Mystery of Missing Flight F-BELV
The writing and completion of this book was a long time in the making, forty-three years to be exact.
My late mother first told me about the death of her half-brother, James Sylvester Byrne, in 1976, whilst he was serving as a Canadian soldier during the Vietnam war. I was 18 years of age at the time. I had found the story very compelling, even more so as I had seriously considered joining the Army at that time, so anything to do with the military, I found extremely interesting. The fact that in this case the person in question was related to me gave the story an extra edge.
COMPARING THE LIVES OF RAF AND EAST GERMAN PILOTS IN THE COLD WAR
My wife held up the barbed wire for me to crawl under and into the once highly secret Warsaw Pact airfield at Zerbst, in East Germany, which in the Cold War had thundered to the sound of Russian fighter-bombers, and so was a target of interest to me as a NATO fast-jet pilot. Now a sinister silence pervaded the deserted guard posts, crumbling runways and rusting hangars; it was 1998, and the Cold War was over.

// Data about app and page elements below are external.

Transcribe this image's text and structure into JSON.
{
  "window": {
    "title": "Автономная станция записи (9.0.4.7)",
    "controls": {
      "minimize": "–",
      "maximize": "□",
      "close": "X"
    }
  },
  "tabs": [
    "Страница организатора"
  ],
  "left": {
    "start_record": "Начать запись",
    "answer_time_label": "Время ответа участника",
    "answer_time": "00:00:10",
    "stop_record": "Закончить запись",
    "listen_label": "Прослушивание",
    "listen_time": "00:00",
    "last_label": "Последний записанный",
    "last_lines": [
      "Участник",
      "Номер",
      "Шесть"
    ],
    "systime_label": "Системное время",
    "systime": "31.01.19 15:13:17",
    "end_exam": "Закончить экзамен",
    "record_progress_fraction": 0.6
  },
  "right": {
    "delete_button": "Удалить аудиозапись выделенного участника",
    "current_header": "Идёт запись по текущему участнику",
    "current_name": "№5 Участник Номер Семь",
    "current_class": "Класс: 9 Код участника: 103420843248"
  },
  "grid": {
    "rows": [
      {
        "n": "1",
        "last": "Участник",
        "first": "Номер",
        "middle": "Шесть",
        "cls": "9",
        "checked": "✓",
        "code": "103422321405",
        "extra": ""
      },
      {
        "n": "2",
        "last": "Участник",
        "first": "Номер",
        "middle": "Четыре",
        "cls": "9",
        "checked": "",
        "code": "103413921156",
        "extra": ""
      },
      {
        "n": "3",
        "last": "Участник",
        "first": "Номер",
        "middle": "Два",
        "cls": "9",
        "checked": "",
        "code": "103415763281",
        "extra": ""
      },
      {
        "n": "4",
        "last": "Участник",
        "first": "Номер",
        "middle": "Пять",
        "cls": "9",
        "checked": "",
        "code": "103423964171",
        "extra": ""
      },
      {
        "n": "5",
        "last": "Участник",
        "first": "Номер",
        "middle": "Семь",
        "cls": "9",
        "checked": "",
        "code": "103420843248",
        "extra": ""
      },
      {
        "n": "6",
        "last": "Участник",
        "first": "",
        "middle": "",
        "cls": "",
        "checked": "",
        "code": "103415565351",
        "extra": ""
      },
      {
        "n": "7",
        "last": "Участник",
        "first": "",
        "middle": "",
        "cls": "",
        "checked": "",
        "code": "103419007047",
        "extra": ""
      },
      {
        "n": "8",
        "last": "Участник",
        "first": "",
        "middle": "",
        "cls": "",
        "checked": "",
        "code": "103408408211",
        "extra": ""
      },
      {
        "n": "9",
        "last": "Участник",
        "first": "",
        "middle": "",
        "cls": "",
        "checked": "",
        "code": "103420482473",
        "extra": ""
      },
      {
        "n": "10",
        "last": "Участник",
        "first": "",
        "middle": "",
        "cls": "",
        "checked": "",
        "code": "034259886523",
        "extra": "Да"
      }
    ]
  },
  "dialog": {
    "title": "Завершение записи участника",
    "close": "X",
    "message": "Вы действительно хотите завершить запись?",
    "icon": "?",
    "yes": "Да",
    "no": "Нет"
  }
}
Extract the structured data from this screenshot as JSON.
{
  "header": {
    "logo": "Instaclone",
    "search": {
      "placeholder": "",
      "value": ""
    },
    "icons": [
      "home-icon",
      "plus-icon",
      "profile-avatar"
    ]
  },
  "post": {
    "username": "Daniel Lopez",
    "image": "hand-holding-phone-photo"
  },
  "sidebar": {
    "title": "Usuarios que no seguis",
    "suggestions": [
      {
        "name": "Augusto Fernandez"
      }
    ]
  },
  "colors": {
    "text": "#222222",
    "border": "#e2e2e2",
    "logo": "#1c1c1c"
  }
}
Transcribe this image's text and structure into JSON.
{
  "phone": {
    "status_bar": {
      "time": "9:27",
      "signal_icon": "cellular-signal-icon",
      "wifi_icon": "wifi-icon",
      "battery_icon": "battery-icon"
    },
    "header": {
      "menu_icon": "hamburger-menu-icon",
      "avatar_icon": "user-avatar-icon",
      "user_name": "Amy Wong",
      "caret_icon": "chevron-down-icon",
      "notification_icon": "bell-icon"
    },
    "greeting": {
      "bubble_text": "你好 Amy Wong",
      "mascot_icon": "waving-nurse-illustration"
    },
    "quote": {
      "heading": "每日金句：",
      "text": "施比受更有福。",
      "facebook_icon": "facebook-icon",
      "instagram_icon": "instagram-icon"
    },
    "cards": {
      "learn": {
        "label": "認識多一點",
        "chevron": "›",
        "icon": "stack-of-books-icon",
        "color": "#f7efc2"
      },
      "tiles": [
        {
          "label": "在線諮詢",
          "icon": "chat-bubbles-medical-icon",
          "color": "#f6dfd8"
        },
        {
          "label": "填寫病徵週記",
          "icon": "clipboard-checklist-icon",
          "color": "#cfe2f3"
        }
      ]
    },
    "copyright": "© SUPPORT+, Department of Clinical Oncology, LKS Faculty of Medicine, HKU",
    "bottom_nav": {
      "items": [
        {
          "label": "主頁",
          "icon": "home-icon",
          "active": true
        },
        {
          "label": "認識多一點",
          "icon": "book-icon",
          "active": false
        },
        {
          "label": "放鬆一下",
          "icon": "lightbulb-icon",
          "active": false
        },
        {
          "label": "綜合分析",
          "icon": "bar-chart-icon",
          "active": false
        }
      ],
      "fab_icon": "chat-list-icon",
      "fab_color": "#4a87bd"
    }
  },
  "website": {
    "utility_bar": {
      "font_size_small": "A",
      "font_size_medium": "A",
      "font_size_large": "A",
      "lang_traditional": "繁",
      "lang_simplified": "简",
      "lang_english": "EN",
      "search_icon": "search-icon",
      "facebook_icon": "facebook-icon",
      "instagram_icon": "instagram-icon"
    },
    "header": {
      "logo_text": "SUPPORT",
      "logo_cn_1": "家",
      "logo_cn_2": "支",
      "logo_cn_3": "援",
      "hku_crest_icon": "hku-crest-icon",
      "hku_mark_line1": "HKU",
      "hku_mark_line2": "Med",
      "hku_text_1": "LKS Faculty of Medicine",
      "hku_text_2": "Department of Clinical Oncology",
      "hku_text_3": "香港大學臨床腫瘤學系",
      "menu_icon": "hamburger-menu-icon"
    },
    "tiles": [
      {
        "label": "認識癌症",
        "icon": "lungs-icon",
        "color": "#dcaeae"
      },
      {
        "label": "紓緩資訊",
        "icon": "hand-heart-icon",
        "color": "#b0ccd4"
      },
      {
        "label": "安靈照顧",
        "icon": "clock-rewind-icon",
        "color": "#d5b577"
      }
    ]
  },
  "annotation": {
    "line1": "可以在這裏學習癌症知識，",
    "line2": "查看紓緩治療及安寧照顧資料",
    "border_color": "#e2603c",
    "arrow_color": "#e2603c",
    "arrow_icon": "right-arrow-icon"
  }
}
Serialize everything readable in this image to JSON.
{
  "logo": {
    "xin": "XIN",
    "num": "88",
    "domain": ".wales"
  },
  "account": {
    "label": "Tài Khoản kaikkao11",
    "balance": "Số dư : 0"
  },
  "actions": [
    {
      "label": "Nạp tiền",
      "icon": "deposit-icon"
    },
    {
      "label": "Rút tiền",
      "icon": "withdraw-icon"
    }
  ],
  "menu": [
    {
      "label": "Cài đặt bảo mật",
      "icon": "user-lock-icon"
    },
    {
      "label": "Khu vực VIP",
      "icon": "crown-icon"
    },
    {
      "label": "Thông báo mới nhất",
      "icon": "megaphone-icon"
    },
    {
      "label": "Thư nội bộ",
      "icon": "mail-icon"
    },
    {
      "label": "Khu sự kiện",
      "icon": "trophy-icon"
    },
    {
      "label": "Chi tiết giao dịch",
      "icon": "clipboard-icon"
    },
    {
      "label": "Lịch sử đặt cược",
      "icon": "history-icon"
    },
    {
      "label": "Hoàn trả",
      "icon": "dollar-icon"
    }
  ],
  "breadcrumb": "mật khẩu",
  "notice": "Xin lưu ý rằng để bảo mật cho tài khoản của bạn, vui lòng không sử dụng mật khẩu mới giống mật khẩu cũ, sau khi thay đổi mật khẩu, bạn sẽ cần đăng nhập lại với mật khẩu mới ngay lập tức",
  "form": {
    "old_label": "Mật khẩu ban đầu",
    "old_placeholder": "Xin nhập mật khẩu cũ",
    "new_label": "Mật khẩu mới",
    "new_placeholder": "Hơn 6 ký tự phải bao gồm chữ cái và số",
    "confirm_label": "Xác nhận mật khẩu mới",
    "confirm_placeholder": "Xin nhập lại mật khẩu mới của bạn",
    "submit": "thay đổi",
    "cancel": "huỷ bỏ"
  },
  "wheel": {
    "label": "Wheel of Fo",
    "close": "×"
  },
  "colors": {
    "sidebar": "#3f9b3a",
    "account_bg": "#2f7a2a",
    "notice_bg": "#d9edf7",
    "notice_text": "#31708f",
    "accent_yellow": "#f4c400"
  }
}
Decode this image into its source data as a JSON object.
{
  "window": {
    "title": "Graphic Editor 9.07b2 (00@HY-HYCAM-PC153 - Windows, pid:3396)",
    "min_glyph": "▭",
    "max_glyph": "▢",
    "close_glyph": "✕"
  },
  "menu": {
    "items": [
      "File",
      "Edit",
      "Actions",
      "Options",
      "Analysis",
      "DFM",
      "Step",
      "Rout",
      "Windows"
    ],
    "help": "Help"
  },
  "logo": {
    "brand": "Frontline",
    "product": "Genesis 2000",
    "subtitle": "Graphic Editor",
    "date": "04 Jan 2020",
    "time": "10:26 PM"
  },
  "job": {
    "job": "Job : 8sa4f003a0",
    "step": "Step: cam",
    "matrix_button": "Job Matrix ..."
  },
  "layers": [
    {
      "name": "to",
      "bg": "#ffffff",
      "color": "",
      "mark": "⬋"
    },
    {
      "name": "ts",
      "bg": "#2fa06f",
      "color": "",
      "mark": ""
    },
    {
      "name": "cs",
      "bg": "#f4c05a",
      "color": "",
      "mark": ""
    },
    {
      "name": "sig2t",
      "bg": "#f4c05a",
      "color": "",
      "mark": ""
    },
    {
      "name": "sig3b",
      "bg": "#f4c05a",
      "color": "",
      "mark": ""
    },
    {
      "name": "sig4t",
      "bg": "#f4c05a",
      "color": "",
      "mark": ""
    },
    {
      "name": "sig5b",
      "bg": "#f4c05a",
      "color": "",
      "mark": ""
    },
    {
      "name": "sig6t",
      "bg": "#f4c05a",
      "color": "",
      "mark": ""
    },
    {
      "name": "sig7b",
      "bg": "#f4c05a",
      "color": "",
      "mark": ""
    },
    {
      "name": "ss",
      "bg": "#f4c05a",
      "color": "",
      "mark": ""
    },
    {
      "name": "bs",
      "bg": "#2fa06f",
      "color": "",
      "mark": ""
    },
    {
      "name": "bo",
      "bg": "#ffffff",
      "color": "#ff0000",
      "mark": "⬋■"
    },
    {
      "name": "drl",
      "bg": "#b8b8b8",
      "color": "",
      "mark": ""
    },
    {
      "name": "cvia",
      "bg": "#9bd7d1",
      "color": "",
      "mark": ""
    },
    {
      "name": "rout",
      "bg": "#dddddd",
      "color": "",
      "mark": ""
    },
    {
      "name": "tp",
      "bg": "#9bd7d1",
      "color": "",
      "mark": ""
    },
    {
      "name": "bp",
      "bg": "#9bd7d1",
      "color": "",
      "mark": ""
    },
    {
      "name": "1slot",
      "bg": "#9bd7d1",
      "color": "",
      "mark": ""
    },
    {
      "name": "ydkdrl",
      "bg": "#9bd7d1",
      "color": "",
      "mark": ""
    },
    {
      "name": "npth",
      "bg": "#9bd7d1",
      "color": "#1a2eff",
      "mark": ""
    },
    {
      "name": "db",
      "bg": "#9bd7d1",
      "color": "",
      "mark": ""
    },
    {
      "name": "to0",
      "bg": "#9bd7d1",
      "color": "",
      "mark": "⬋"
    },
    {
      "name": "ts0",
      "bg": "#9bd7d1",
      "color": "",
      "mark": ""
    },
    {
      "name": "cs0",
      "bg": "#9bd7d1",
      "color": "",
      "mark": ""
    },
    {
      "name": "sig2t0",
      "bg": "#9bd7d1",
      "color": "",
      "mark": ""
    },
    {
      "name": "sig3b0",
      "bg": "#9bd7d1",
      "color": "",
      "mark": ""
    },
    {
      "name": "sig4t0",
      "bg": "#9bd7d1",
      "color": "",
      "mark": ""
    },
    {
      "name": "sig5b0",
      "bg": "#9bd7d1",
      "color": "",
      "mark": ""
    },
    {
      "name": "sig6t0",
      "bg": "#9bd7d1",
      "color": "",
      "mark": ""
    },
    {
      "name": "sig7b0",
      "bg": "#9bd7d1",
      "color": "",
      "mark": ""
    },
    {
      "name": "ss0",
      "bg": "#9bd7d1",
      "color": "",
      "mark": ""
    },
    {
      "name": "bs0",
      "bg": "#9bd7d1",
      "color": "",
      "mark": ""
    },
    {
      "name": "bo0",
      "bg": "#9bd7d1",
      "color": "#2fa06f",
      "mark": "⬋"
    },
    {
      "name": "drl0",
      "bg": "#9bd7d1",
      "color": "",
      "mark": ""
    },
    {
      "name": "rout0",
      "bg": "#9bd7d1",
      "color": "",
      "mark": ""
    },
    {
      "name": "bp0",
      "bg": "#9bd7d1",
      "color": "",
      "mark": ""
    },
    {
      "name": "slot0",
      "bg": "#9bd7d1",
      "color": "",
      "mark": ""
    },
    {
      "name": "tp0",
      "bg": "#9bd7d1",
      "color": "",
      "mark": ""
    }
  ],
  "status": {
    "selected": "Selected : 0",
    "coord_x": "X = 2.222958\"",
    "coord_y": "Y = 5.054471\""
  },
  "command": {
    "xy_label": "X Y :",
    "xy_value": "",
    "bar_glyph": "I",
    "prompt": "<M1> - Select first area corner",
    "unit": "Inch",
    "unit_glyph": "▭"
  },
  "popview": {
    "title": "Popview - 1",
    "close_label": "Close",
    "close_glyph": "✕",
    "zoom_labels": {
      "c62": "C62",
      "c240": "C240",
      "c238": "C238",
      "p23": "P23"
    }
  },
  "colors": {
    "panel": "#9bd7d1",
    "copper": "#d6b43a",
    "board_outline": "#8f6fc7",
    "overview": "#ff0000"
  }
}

While we socially isolate, we might spare a thought for seafarers battling the main diseases that often reached epidemic proportions among ships’ crews in the Age of Sail, a period in which the ‘miasma theory’ — that disease was contracted by inhaling foul air — still prevailed. We glimpse the theory in the laments of a former ship’s doctor writing early in the 18th century, regarding unventilated ships’ holds, in which ‘stagnant salt water’ tended to accumulated, and regarding their lower decks, in which ‘a multitude of people breathing and constantly perspiring’ were crowded together. The long-held theory is reflected in the name of that well-known scourge of tropical climes including the coast of West Africa, malaria (‘bad air’), which we, of course, know is spread by mosquitoes. But before we look briefly at epidemics involving infectious diseases, let’s look at that well-known non-communicable disease, scurvy, which had a devastating impact on seamen’s health ever since long voyages came to be undertaken.
AIRBORNE WITH THE ‘BEST OF BREED’
An eerie silence seemed to have descended over the North German Plain, on that crystal clear Christmas morning of 1955, as we patrolled the Inner German Border (IGB) at 50,000 ft in our brand new Hunter Mk 4s, our guns loaded, looking for any suspicious activity in the air above the forbidden land of East Germany. Other than the gentle purring of our jet engines, and sporadic checks on our radios to keep us alert, our world seemed to be at peace – but this was the Cold War.